▶ [DATASET ENTRIES]
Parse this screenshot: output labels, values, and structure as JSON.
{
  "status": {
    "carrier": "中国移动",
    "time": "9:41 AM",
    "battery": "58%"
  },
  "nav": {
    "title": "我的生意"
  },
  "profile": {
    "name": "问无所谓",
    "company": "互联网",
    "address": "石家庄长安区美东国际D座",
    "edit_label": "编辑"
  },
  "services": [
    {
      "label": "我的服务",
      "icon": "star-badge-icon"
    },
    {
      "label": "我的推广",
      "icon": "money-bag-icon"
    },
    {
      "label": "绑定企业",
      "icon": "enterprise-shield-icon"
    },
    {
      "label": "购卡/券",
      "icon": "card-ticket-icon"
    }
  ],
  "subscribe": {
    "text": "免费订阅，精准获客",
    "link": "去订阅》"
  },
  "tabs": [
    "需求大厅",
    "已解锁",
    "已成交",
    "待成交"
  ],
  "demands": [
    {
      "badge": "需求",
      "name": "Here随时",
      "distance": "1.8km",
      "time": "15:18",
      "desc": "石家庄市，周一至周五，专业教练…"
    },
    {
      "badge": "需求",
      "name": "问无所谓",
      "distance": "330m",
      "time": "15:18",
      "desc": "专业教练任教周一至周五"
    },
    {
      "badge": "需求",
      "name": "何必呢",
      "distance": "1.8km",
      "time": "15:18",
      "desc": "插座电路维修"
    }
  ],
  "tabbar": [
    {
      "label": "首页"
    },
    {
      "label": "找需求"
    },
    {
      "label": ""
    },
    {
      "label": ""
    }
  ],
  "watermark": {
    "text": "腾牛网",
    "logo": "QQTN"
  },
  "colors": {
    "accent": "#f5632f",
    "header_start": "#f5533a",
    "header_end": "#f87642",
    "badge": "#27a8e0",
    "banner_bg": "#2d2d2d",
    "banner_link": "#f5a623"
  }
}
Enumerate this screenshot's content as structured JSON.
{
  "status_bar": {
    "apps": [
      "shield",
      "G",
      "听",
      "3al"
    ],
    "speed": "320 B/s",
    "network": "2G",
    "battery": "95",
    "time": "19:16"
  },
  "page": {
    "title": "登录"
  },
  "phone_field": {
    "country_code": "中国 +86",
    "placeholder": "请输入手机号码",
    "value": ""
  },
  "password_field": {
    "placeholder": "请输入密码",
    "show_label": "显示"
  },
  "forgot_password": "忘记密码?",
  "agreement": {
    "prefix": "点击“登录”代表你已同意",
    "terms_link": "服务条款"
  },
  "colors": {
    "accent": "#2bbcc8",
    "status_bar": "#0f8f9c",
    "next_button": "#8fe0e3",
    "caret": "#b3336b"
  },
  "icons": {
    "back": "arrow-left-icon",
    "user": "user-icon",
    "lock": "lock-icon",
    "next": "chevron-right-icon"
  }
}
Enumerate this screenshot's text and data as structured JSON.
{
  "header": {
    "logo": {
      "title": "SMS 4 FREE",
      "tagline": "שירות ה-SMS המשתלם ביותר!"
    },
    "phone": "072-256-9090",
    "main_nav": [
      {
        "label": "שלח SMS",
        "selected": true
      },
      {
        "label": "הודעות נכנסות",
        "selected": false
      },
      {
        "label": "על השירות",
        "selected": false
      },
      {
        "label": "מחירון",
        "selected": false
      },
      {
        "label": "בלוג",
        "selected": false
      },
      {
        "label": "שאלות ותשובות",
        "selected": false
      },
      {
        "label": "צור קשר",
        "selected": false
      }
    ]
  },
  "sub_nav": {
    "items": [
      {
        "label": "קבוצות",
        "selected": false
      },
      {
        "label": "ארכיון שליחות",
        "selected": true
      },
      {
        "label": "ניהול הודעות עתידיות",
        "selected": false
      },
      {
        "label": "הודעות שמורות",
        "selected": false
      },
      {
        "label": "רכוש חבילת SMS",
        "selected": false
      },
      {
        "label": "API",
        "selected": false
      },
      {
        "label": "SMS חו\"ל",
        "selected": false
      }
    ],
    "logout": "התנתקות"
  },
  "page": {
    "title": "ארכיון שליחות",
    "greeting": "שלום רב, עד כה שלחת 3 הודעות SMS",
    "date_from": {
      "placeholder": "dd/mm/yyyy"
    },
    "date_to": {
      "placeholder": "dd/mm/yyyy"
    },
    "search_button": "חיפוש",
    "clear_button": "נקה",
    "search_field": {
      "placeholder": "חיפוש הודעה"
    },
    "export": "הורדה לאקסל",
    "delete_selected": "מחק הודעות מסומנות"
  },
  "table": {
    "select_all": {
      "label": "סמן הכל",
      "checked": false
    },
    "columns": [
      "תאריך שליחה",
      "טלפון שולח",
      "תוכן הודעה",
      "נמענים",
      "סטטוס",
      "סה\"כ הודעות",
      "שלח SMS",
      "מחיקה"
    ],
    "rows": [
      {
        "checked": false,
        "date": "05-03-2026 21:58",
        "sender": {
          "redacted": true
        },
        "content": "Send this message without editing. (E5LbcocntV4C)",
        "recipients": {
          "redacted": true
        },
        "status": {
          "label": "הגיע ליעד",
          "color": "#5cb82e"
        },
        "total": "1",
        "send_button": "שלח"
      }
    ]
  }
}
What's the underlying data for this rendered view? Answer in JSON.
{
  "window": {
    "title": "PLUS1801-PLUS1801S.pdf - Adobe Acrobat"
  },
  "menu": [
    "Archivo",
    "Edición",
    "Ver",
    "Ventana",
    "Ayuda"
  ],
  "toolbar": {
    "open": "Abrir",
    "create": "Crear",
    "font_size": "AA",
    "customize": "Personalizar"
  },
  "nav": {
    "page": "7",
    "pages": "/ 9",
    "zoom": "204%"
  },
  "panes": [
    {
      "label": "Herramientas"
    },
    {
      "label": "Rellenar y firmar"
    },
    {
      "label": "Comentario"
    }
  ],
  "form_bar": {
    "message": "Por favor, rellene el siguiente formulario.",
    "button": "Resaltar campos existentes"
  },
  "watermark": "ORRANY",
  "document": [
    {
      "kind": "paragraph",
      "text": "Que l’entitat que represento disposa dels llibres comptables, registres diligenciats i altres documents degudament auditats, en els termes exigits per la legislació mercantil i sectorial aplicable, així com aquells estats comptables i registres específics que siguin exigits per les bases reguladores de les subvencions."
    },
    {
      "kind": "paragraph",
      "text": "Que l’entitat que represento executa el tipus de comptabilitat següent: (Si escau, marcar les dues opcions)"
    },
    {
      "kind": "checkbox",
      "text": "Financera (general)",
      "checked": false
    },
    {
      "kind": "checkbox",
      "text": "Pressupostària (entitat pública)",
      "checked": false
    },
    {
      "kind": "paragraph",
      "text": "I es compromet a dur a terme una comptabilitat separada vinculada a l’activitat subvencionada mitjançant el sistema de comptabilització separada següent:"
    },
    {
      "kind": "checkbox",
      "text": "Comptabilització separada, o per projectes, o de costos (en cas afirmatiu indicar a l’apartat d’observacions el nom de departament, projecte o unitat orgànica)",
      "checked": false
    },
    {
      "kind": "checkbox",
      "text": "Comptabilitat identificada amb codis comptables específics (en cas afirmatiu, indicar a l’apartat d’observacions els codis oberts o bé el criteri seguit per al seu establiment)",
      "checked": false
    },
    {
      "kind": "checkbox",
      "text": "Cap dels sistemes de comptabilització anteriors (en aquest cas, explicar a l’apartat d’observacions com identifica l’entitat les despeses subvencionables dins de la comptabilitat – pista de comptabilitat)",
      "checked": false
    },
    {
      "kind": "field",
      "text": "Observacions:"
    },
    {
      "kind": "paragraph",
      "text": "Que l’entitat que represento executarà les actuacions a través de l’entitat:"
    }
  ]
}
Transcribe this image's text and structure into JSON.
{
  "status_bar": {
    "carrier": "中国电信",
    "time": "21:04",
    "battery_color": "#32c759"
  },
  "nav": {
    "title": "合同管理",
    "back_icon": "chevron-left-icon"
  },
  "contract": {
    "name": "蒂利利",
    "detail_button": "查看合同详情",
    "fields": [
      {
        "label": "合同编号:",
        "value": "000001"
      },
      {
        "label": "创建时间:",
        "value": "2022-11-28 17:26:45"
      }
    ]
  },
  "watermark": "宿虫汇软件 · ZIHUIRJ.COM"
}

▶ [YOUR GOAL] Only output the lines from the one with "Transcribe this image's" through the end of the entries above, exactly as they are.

▶ [OUTPUT FOR THIS TASK]
Transcribe this image's text and structure into JSON.
{
  "status_bar": {
    "carrier": "中国电信",
    "time": "21:04",
    "battery_color": "#32c759"
  },
  "nav": {
    "title": "合同管理",
    "back_icon": "chevron-left-icon"
  },
  "contract": {
    "name": "蒂利利",
    "detail_button": "查看合同详情",
    "fields": [
      {
        "label": "合同编号:",
        "value": "000001"
      },
      {
        "label": "创建时间:",
        "value": "2022-11-28 17:26:45"
      }
    ]
  },
  "watermark": "宿虫汇软件 · ZIHUIRJ.COM"
}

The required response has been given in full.